Lucas Crawford (University of New Brunswick)
zethu Matebeni (University of Cape Town)
Carlos Motta (Artist, New York)
Moderated by Kian Goh (UCLA)
Artistic Genealogies: The Legacies of Trans History
Despite the increasing hyper-visibility of trans people in public culture over a century, vital histories of trans life have been lost, neglected, obscured, hidden, and erased. At the same time, cultural practitioners, both historically and today, have devised methods to collect, chronicle, and share trans cultural production and other historical residues. For many artists and archivists, exploring the past has been particularly instrumental for visualizing the future. Reflecting on the archive as a site of not only intergenerational memory, but also historical possibility, this panel will center on the following questions. In what meaningful ways have artists, curators, and researchers excavated, sustained, and re-animated these archives? How does trans history open up new understandings of the archive’s role and responsibility? What tensions and discrepancies emerge in the project of institutionalizing such histories?
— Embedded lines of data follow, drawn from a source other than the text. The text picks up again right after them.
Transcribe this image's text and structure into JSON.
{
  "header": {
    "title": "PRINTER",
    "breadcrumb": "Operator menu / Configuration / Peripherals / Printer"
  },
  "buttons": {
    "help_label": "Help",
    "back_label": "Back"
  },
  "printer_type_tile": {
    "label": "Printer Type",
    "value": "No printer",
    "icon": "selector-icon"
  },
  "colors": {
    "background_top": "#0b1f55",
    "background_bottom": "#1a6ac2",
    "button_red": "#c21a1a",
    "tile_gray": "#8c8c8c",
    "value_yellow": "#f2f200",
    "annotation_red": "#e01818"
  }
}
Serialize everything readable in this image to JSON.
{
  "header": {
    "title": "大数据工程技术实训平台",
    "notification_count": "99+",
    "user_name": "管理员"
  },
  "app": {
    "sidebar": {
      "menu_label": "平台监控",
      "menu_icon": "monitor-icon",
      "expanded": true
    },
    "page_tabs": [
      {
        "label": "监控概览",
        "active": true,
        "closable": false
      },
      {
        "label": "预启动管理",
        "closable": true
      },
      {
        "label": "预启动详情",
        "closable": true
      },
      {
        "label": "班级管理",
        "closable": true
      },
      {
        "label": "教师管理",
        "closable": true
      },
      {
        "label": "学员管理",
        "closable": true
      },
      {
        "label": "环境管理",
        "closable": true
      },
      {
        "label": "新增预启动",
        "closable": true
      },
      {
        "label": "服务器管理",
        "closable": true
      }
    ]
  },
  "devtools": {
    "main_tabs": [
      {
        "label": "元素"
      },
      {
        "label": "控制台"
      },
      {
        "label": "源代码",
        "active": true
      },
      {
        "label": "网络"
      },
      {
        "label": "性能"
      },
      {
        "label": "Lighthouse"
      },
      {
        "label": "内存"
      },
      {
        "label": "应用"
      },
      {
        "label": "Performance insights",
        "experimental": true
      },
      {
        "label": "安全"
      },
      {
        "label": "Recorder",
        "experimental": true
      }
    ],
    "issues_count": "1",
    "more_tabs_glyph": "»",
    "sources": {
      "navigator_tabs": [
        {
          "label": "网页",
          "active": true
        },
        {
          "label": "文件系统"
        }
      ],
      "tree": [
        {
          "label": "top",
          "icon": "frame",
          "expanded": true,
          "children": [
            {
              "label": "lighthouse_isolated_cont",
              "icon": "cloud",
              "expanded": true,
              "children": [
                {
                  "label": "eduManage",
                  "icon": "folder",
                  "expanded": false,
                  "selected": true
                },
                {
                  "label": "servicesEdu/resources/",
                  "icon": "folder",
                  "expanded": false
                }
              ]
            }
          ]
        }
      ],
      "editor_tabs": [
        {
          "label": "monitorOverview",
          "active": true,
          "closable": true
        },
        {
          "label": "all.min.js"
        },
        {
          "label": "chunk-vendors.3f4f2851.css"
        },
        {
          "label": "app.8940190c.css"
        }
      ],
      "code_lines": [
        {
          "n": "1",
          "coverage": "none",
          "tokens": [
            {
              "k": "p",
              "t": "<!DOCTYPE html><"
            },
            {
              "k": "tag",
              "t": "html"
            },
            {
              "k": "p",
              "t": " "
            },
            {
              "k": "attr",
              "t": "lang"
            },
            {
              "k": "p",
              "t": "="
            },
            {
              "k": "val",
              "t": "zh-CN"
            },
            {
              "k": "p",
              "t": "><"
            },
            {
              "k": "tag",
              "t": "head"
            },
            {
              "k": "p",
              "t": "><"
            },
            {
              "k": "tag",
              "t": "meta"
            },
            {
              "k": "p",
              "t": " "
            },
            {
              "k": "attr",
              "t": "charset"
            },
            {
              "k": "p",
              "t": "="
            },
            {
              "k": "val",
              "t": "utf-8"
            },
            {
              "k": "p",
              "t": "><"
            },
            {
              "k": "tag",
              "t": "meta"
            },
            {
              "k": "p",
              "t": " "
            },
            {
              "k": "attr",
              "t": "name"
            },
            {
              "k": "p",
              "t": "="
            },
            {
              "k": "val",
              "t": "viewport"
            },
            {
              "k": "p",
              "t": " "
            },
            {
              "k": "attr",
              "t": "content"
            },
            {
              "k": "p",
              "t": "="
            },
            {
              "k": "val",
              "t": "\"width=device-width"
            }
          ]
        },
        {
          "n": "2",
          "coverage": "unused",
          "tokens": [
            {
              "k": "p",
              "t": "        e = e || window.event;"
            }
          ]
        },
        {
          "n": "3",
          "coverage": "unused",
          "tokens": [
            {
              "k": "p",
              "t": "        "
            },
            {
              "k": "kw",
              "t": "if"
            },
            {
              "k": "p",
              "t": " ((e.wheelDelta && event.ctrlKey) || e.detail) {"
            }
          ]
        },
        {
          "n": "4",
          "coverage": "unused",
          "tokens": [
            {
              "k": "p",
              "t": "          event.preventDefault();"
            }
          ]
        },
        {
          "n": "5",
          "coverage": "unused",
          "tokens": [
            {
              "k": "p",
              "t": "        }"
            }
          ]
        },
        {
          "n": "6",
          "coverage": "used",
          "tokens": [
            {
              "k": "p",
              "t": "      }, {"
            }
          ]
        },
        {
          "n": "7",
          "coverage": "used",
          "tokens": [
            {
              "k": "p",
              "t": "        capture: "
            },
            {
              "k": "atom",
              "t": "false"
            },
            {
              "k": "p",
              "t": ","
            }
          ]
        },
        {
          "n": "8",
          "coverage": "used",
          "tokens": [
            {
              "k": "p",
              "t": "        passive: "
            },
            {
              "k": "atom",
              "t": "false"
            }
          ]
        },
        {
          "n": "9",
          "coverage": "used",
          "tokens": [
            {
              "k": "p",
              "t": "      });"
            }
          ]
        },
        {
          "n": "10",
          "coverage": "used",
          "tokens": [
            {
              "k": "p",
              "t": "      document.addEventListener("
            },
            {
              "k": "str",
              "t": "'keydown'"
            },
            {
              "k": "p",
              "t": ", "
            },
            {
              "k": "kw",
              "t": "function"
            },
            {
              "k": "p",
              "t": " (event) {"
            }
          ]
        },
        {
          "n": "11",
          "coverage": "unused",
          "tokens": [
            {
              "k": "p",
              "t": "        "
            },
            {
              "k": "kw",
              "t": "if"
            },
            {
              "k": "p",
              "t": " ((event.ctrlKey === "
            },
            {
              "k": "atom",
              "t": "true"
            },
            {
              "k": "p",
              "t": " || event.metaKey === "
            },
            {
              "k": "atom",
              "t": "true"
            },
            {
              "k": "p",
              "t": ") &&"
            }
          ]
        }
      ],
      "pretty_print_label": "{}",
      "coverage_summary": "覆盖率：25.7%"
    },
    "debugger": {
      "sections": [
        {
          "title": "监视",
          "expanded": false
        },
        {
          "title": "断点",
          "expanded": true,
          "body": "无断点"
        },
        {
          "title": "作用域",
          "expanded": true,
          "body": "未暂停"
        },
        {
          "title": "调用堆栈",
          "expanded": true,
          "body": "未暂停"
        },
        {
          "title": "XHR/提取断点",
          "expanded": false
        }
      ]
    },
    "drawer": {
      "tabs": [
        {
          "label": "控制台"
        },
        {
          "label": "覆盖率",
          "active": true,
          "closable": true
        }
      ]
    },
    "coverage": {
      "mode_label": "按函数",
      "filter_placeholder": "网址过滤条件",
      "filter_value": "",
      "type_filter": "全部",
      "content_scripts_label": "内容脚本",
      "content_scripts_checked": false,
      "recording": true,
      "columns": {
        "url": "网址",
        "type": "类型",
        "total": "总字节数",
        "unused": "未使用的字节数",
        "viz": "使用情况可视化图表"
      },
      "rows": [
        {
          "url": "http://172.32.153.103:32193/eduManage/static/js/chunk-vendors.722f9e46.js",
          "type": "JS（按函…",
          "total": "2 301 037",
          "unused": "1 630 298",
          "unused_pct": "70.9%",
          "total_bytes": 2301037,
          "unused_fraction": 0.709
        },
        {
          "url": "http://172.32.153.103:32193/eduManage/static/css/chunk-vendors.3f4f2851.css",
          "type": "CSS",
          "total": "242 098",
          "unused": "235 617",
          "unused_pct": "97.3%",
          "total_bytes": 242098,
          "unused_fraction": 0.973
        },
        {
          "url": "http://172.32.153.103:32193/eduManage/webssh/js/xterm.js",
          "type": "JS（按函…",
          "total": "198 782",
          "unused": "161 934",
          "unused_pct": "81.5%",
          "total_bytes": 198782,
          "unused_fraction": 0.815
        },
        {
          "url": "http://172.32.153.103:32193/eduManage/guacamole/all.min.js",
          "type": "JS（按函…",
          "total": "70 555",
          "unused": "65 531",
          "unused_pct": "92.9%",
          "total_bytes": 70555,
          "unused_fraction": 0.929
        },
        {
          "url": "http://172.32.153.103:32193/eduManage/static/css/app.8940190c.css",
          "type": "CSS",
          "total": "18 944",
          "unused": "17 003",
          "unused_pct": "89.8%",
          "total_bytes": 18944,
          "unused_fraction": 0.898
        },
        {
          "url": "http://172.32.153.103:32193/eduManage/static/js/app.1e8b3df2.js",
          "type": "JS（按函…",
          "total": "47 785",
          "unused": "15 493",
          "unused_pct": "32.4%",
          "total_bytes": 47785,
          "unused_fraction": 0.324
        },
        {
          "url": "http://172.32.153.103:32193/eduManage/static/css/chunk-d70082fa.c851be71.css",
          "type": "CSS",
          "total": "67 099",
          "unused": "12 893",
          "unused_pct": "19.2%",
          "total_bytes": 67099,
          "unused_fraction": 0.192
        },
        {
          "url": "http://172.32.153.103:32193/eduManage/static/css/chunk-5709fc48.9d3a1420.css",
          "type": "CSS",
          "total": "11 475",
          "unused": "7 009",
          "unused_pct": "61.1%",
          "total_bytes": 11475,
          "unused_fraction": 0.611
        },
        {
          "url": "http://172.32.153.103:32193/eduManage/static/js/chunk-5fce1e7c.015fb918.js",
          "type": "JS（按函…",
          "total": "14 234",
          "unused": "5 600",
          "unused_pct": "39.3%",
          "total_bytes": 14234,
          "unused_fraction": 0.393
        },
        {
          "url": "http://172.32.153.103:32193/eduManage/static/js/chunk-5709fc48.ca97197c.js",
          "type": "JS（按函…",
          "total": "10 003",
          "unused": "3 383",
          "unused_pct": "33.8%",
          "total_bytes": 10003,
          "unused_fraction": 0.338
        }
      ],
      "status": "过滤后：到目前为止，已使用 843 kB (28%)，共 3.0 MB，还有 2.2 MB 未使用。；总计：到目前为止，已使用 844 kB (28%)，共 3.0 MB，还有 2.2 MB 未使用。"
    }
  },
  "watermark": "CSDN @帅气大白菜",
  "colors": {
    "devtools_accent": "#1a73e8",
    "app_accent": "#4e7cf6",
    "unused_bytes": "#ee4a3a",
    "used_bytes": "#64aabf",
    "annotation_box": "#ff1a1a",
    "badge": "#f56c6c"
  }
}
Shu Lea Cheang (Artist, Taipei and Paris)
Wu Tsang (Artist, Los Angeles)
Chris E. Vargas (Artist, Bellingham, Washington)
Moderated by Susan Stryker (University of Arizona)
Considering Forms: Transgender and Genderqueer Artistic Strategies
Whether through representation or abstraction, art and image-making have been important tools for engaging with and theorizing the multiple articulations of gender. By examining the stakes of visibility and the politics of form as critical concerns for artists, this panel asks: What strategies
do cultural practitioners employ to bridge physical and imaginative borders, and how do these strategies complicate presumptions about identification and expression? Beyond its embodiments, how does gender operate as metaphor, as method, as category, or as potential? Moreover, how does art illuminate the manifold intersections of gender with race, sexuality, class, and dis/ability?
Cassils (Artist, Los Angeles)
Jacolby Satterwhite (Artist, New York)
Alok Vaid-Menon (Artist, New York)
Moderated by David Getsy (SAIC)